What the task requires:
What lines in the data hold the string "this"? Show them.

(Data extracted from a collection)
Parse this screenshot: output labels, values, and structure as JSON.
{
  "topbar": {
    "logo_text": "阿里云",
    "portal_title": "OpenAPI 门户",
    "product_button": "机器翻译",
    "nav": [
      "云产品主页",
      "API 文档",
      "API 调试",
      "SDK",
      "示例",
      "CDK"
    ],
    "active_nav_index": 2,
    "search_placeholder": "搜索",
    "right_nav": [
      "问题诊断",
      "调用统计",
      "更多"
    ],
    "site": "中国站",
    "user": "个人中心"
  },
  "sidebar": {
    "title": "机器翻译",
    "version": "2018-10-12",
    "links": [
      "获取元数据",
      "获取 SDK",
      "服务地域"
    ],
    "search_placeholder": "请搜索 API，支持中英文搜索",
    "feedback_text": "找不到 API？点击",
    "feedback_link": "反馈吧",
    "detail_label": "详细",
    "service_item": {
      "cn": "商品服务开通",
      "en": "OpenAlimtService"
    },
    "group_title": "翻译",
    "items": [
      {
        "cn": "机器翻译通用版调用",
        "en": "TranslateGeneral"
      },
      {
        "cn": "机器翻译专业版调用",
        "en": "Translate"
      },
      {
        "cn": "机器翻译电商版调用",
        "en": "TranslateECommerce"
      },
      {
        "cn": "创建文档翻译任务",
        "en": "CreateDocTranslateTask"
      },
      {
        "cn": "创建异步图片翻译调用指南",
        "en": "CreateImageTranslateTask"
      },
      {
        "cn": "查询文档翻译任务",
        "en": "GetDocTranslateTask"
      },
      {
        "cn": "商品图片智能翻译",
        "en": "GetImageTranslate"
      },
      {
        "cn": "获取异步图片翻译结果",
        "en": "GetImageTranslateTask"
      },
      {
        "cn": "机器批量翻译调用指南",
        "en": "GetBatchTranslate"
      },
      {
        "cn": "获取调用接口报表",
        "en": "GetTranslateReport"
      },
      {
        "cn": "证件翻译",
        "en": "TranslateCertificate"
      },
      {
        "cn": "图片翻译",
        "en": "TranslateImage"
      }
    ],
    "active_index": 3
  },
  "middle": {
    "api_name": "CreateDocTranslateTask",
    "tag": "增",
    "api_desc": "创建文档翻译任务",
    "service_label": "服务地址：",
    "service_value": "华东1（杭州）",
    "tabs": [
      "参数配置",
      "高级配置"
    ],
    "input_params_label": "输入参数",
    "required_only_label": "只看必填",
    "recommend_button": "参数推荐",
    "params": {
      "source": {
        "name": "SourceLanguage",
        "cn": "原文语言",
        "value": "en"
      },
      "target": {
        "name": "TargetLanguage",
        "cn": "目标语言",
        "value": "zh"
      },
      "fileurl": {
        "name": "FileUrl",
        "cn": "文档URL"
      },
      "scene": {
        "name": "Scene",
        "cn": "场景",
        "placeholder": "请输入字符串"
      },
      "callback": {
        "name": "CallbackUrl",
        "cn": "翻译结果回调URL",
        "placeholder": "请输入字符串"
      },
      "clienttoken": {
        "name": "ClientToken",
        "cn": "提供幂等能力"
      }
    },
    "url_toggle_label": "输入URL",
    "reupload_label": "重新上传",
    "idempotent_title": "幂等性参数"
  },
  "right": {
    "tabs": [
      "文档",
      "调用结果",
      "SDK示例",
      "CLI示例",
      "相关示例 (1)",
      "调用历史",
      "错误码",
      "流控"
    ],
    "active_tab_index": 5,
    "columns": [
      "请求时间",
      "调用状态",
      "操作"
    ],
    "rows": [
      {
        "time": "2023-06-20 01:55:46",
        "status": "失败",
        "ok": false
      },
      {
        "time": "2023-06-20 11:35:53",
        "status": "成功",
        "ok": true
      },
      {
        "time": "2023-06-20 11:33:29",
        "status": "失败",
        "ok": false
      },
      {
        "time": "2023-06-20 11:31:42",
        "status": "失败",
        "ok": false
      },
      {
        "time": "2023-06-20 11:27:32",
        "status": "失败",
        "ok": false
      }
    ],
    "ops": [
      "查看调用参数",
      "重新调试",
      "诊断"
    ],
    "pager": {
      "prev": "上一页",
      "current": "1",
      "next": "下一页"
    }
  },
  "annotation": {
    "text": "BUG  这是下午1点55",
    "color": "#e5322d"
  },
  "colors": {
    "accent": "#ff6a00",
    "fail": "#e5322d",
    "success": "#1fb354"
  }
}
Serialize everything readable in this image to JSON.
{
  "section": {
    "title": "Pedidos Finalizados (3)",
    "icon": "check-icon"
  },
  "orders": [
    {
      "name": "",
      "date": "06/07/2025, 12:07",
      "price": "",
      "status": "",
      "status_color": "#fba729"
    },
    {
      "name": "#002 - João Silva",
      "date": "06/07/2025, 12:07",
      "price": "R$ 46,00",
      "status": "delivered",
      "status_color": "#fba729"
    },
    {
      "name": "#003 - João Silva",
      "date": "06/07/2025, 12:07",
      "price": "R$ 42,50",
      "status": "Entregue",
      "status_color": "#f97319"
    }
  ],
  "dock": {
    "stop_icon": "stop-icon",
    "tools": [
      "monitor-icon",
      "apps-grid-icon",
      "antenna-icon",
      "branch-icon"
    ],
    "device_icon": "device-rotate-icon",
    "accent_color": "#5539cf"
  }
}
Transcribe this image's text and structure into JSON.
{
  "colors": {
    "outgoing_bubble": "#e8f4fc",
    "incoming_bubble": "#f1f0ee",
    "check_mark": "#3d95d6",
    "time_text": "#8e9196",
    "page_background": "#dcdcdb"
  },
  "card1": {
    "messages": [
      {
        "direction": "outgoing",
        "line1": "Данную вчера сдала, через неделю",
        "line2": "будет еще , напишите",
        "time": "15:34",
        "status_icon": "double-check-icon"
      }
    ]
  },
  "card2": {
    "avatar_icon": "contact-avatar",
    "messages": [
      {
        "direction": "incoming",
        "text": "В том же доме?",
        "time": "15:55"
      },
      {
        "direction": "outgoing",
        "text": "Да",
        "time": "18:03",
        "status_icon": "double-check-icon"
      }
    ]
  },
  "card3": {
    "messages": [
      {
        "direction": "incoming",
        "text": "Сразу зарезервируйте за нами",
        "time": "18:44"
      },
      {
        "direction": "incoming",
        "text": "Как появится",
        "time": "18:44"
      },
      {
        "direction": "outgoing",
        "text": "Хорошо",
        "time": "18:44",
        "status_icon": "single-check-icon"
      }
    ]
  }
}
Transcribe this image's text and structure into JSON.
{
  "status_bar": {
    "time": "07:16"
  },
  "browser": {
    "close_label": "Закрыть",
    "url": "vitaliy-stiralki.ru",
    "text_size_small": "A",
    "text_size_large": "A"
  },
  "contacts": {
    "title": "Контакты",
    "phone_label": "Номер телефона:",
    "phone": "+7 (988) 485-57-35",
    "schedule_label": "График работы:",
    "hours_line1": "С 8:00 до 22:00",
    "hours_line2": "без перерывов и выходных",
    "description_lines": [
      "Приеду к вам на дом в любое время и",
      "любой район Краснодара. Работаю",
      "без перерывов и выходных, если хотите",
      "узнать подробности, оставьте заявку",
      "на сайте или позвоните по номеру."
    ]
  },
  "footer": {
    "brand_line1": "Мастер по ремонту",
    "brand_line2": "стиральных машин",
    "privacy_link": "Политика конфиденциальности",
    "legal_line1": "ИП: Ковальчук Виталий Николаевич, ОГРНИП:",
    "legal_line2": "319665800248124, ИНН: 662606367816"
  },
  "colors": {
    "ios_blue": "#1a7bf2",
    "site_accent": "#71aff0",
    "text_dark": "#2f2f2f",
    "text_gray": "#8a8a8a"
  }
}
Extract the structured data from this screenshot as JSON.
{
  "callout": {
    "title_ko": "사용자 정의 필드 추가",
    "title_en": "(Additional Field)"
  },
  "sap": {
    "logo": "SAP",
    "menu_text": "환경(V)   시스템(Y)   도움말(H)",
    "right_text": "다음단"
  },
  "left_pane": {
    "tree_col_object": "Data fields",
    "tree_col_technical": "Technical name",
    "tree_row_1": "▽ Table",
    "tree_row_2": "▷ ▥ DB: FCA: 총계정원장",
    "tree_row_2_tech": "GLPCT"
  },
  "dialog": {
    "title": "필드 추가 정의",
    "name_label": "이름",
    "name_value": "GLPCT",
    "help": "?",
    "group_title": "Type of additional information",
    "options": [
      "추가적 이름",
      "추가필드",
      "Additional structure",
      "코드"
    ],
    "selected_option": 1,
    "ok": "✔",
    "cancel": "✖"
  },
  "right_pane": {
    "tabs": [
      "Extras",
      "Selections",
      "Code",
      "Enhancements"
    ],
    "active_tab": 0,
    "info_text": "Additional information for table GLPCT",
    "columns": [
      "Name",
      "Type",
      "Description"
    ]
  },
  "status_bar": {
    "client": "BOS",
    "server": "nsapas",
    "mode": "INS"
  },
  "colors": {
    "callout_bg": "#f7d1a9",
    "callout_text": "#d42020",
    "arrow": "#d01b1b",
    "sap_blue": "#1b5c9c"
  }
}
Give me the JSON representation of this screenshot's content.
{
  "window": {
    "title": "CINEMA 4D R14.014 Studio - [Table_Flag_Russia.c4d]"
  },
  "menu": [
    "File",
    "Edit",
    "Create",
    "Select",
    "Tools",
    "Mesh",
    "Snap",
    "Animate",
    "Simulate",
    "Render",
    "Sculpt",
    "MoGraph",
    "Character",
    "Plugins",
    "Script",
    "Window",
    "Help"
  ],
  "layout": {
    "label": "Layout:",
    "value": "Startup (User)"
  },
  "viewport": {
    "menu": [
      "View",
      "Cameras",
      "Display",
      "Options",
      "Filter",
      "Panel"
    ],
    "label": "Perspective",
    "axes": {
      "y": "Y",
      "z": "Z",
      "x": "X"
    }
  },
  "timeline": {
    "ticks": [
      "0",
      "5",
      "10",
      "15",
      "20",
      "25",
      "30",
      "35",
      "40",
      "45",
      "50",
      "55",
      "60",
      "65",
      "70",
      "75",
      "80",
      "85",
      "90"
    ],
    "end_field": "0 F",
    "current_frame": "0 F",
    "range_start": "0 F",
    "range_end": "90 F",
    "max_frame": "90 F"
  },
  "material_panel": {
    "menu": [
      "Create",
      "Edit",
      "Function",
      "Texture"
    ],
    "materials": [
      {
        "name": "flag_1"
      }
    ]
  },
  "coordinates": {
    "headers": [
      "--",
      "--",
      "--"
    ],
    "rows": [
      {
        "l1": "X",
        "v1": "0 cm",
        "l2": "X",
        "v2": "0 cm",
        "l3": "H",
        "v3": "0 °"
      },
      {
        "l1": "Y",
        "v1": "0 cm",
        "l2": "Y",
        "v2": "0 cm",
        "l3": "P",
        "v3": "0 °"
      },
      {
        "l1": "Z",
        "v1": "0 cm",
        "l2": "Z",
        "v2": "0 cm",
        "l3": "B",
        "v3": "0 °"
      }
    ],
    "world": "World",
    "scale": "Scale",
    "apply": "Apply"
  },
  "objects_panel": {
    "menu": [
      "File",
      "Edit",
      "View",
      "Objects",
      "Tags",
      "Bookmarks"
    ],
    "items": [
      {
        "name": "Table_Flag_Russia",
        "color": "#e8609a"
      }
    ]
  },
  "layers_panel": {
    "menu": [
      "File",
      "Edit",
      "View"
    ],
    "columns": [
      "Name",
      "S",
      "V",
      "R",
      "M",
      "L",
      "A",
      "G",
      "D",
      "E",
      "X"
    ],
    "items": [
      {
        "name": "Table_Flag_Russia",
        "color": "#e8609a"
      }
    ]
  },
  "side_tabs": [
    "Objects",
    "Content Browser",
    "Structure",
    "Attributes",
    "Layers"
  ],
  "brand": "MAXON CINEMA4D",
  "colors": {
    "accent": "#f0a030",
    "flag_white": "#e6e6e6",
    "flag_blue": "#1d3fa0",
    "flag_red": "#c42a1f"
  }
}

Answer for the task:
Parse this screenshot: output labels, values, and structure as JSON.
Serialize everything readable in this image to JSON.
Transcribe this image's text and structure into JSON.
Transcribe this image's text and structure into JSON.
Extract the structured data from this screenshot as JSON.
Give me the JSON representation of this screenshot's content.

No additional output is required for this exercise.